Adila Chowan’s legal victory against Mark Lamberti and Imperial Holdings leaves Thulani Gcabashe, former chairperson of the Imperial board, in a precarious position.
The court judgement implicates Gcabashe for siding with a group of white men who ostensibly harassed a black woman, Chowan, using racist and sexist tools. It’s a compromising position to be in for a black man, Gcabashe. Alongside everything else, individuals like Gcabashe are expected to be progressive agents within corporations and not defenders of the old order.
Gcabashe, who also serves as Standard Bank board chairperson, does not come out shining in Judge Piet Meyer’s ruling. Meyer ruled that Chowan’s charge that her dignity was undermined on the basis of colour and sex were reasonable and justified. That therefore means Gcabashe erred big time when handling Chowan’s grievance.
A frustrated Chowan turned to Gcabashe twice for help. She wrote two letters to Gcabashe pointing out unacceptable behaviour by Imperial CEO Lamberti and another executive, Janse van Rensburg. Gcabashe did not only dismiss her charges but subjected her to a disciplinary process for raising the grievance in a behaviour characterised by the judge as somewhat irrational. And she was subsequently suspended by the company for raising the grievance. She felt frustrated and quit.
Here’s what happened as laid out by the judgement. Chowan, a chartered accountant, raised a grievance against Lamberti after he had dismissed her as an employment equity appointee. Chowan wrote a letter to Gcabashe complaining about Lamberti’s behavior. In response, Gcabashe promised to appoint an independent person to look into the matter.
In his response letter Gcabashe did say that “the allegations (about Lamberti) are of a very serious and most troubling nature. It is therefore necessary that a proper and detailed investigation must take place, to determine the veracity and accuracy of your claims…”
A law firm, Dewey Hertzberg Levy, was appointed to conduct the grievance investigation. The judge raised questions about the independence of the firm and the process followed.
And then Chowan fired a second letter complaining about Van Rensburg’s behaviour.
The grievance investigation was subsequently completed and the company concluded that Chowan’s allegations were “completely without foundation” and “devoid of substance”.
In his letter to Chowan communicating the findings, Gcabashe stated that: “I am satisfied that your allegations are completely without foundation in fact, and are devoid of substance.
“Accordingly your ‘grievance’ application is dismissed, and is now closed.”
However, added Gcabashe, this is not the end of the matter. “As your actions constitute misconduct and an abuse of the grievance procedure, it has been decided to institute the disciplinary procedure (against you).”
The judge notes that “It is not clear, on the evidence before me, why the decision was taken to institute the disciplinary action against Ms Chowan…”
And so amongst other considerations the judge ruled that “Ms Chowan has established the common law requirements for her dignity claim to succeed.
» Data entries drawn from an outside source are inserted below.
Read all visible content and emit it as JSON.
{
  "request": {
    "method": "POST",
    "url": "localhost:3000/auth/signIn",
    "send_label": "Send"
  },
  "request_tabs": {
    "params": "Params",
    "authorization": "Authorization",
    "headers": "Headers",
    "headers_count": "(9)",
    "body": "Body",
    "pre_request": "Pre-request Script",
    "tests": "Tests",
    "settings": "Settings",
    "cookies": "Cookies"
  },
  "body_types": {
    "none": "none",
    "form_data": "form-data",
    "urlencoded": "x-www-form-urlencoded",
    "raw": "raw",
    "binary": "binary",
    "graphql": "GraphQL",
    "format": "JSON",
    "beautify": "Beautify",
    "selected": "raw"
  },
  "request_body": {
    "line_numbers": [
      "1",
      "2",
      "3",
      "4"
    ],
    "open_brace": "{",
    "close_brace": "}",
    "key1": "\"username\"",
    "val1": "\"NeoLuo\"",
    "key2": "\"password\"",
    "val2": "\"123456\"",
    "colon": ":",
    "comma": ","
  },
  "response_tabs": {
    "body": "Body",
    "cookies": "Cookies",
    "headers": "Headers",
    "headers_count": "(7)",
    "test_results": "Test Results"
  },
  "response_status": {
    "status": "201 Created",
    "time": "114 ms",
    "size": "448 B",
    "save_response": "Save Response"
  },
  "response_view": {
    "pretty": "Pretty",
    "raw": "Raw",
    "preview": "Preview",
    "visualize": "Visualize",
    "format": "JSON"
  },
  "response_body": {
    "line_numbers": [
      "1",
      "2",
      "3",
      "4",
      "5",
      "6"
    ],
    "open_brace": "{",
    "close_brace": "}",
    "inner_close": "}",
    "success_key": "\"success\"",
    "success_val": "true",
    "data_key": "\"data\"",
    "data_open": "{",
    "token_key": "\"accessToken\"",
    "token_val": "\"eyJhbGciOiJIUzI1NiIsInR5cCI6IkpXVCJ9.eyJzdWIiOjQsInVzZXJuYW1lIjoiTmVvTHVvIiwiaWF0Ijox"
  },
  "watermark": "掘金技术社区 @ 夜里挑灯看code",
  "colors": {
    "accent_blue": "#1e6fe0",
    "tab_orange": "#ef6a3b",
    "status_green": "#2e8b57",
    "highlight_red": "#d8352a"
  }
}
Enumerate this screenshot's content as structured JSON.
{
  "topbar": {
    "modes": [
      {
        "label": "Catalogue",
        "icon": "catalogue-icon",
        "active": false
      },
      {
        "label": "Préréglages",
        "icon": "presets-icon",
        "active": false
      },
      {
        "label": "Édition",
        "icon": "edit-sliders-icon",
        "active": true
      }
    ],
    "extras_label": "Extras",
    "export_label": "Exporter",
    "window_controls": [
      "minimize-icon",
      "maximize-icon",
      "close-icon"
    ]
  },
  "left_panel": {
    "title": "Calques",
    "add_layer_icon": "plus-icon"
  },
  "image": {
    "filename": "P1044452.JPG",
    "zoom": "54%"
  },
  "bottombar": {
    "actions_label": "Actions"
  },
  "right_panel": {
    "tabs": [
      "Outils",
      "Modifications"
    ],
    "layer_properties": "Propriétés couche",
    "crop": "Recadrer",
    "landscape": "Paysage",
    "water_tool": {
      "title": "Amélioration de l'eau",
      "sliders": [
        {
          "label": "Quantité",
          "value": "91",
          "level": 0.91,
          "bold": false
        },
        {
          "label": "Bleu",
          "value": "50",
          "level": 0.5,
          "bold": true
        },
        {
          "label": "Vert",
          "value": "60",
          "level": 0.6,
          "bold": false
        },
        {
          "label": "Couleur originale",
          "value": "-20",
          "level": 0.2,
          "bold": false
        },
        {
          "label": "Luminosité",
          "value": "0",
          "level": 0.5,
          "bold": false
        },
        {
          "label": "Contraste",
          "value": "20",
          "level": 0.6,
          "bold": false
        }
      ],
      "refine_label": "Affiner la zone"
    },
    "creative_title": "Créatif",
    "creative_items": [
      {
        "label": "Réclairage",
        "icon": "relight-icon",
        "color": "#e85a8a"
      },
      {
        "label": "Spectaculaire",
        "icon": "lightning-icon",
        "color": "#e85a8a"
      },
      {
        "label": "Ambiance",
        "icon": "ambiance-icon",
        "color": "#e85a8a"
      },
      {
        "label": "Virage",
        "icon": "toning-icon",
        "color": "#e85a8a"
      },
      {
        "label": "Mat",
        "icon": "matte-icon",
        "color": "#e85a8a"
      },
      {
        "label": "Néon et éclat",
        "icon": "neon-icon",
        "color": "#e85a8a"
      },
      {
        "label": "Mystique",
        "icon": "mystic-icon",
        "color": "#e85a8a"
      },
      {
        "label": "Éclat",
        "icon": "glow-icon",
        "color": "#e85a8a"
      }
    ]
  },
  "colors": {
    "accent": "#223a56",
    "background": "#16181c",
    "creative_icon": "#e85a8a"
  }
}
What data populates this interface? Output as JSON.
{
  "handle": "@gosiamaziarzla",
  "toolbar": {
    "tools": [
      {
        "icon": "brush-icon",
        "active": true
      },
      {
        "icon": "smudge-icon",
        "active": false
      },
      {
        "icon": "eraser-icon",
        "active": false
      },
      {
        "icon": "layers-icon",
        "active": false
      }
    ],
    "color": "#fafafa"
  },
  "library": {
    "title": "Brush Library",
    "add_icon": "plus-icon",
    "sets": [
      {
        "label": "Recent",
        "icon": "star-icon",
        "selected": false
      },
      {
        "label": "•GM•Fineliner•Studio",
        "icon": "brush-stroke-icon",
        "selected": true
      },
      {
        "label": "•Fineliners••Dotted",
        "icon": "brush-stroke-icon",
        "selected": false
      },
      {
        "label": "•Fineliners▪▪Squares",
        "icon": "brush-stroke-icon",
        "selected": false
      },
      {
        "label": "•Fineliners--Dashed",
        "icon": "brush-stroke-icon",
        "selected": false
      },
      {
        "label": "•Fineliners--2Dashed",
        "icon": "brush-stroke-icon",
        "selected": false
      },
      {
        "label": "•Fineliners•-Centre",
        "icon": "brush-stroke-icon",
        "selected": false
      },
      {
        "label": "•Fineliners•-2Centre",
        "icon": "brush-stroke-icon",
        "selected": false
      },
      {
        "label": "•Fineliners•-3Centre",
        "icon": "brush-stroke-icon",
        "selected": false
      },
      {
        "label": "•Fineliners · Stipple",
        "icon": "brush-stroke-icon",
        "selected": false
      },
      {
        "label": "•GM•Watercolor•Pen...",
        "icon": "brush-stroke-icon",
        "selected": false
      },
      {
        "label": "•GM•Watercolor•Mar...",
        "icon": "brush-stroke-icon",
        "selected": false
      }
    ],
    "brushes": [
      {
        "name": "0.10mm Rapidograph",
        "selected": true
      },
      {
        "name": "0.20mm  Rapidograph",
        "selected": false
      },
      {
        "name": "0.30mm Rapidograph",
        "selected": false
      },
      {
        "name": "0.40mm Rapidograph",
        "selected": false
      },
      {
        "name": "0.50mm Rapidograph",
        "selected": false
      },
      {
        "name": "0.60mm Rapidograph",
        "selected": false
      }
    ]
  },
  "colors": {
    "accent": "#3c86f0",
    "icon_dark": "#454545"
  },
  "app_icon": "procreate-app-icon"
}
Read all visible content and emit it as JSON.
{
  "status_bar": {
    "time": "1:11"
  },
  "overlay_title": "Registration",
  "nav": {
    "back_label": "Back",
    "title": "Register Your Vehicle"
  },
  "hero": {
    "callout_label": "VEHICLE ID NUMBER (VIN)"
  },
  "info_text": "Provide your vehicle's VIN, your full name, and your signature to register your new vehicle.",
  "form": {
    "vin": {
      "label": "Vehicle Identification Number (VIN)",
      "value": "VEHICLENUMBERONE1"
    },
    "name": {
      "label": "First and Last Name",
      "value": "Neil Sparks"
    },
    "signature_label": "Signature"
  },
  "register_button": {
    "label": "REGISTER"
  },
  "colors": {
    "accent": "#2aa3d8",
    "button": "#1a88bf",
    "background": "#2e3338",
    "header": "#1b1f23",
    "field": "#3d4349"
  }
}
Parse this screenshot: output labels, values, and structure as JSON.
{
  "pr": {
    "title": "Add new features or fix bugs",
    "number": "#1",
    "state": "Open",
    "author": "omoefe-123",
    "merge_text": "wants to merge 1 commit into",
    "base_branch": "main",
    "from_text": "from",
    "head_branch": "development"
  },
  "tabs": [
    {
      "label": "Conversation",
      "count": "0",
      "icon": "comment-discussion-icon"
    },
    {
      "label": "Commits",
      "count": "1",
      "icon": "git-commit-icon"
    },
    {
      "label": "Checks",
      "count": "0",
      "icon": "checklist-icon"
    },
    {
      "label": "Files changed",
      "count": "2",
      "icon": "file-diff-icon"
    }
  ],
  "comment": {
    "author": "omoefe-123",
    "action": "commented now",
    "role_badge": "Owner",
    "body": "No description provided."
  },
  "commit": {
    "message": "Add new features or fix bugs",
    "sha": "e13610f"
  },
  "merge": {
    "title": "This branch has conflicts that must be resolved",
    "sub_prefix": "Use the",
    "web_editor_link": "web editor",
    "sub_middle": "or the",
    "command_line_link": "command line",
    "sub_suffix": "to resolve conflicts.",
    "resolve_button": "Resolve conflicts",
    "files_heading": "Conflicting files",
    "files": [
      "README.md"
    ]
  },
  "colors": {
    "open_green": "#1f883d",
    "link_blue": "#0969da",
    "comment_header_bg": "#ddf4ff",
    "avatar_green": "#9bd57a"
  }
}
Imperial and Mr Lamberti are liable, jointly and severally, for Ms Chowan’s damages, as quantified in due course, as a result of the impairment of her dignity.”
Gcabashe quit the position of Imperial board chairperson towards the end of 2015 to take up the position of Standard Bank board chair. He was succeeded at Imperial by Suresh Kana. The job of rectifying Gcabashe’s injustice now rests with Kana.
Will Kana in the interest of justice act against Lamberti? His colleagues in the Imperial board will also come under the spotlight. These include deputy chairperson Ashley Tugendhaft, Roderick Sparks, Peter Cooper, Graham Dempster, Thembisa Skweyiya, Phumzile Langeni and Valli Moosa.
This article was lifted from ProBonoMatters, an online media platform that exist to serve public good.